How should law firms manage e-discovery?  

The Data Boom: Can Law Firms Profit? in LawFirmInc. (May 2007) offers answers to this question, covering economic questions such as whether EDD should be a profit center and how to conduct document reviews.

My favorite excerpt:

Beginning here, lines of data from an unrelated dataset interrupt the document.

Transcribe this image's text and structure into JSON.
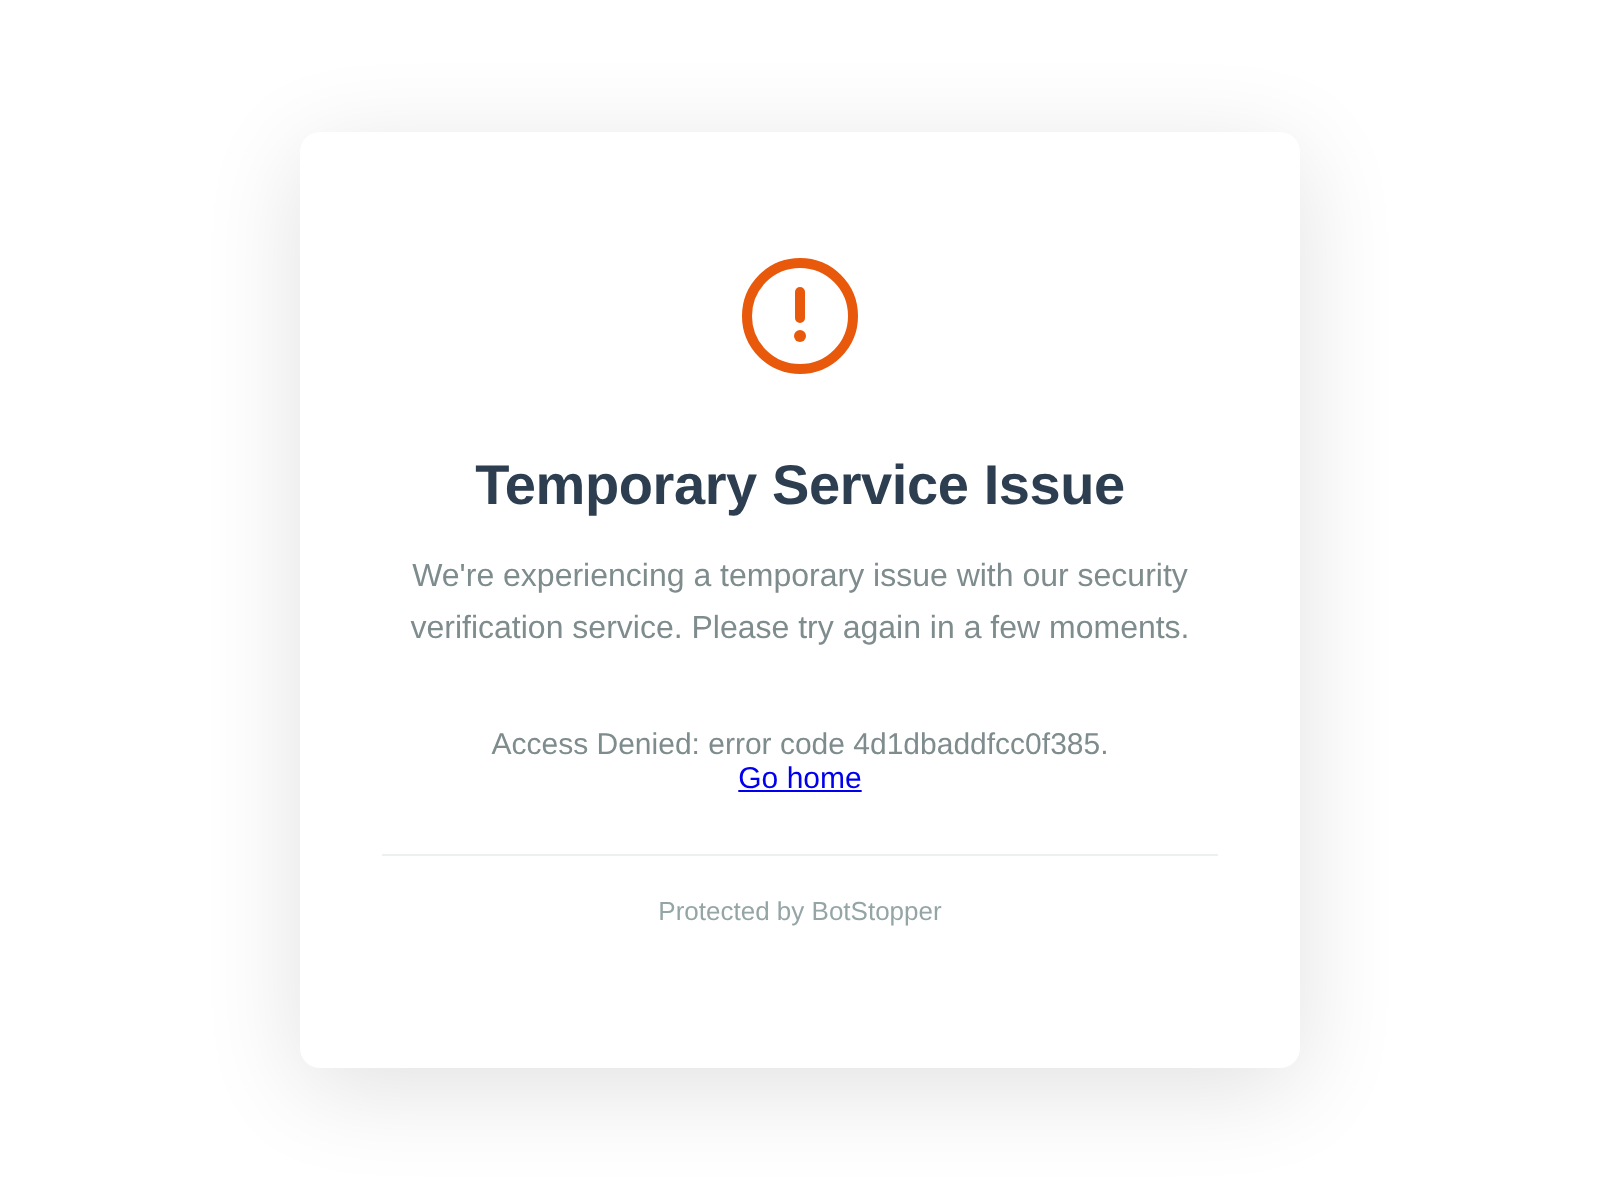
{
  "title": "Temporary Service Issue",
  "message": "We're experiencing a temporary issue with our security verification service. Please try again in a few moments.",
  "error": "Access Denied: error code 4d1dbaddfcc0f385.",
  "link": "Go home",
  "footer": "Protected by BotStopper"
}
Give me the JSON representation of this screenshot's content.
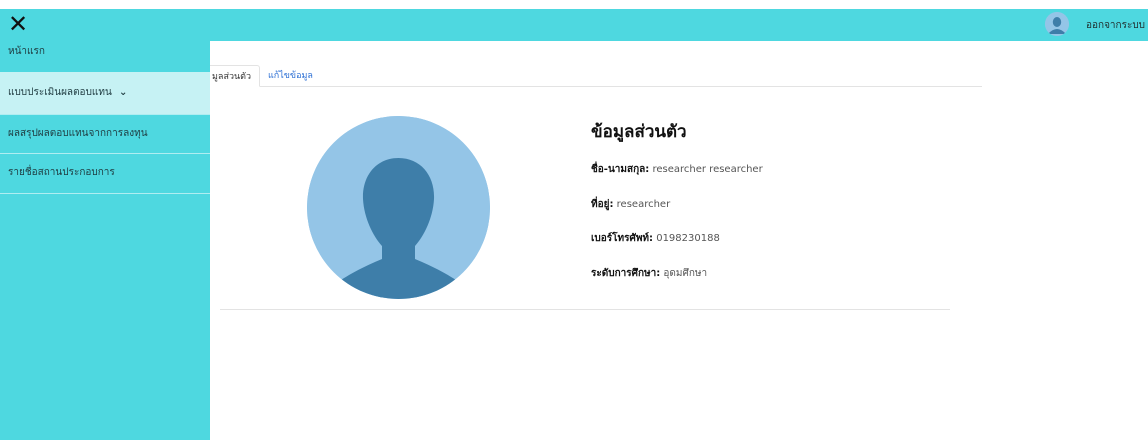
{
  "topbar": {
    "close_icon": "close-icon",
    "close_glyph": "✕",
    "user_icon": "user-avatar-icon",
    "logout_label": "ออกจากระบบ"
  },
  "sidebar": {
    "items": [
      {
        "label": "หน้าแรก"
      },
      {
        "label": "แบบประเมินผลตอบแทน",
        "caret": "⌄"
      },
      {
        "label": "ผลสรุปผลตอบแทนจากการลงทุน"
      },
      {
        "label": "รายชื่อสถานประกอบการ"
      }
    ]
  },
  "tabs": [
    {
      "label": "มูลส่วนตัว"
    },
    {
      "label": "แก้ไขข้อมูล"
    }
  ],
  "profile": {
    "title": "ข้อมูลส่วนตัว",
    "fields": [
      {
        "label": "ชื่อ-นามสกุล:",
        "value": "researcher researcher"
      },
      {
        "label": "ที่อยู่:",
        "value": "researcher"
      },
      {
        "label": "เบอร์โทรศัพท์:",
        "value": "0198230188"
      },
      {
        "label": "ระดับการศึกษา:",
        "value": "อุดมศึกษา"
      }
    ]
  },
  "colors": {
    "accent": "#4ed8e0",
    "sidebar_active": "#c6f2f4",
    "link": "#2c6fd4",
    "avatar_bg": "#94c5e7",
    "avatar_fg": "#3e7ea9"
  }
}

“Fenwick and Kirkpatrick & Lockhart Preston Gates Ellis-have adopted polar opposite models. [Fenwick limits] the number of associates needed. Cases in which hundreds of gigabytes of raw data were collected require six to 12 lawyers for review, according to Fenwick’s Brownstone: ‘We apply radical de-duplication and statistical analysis to keep what the reviewers see to the absolute minimum of data.’ Kirkpatrick, on the other hand, staffs no associates on review. Indeed, its document analysis technology group doesn’t even have associates. Instead, the firm draws on a pool of some 200 in-house project attorneys who do nothing but review documents.”

Care to guess which approach is more cost effective? Last time I looked, technology, even expensive tech, costs a lot less than lawyers, even contract lawyers or staff attorneys.

Wherever firms come out on these questions, I suspect more will hire “e-discovery attorneys” or start e-discovery practices. I recently wrote a white paper for Renew Data called 4 Ways an eDiscovery Attorney Can Make Your Firm More Successful (registration required to download). I interviewed several lawyers in this position. The article quotes Thomas Barnett, Special Counsel – Sullivan & Cromwell LLP, Laurie Weiss, Partner – Fulbright & Jaworski LLP, Charles Cohen, Partner – Hughes Hubbard & Reed LLP, and Mira Edelman, Counsel – Hughes Hubbard & Reed LLP.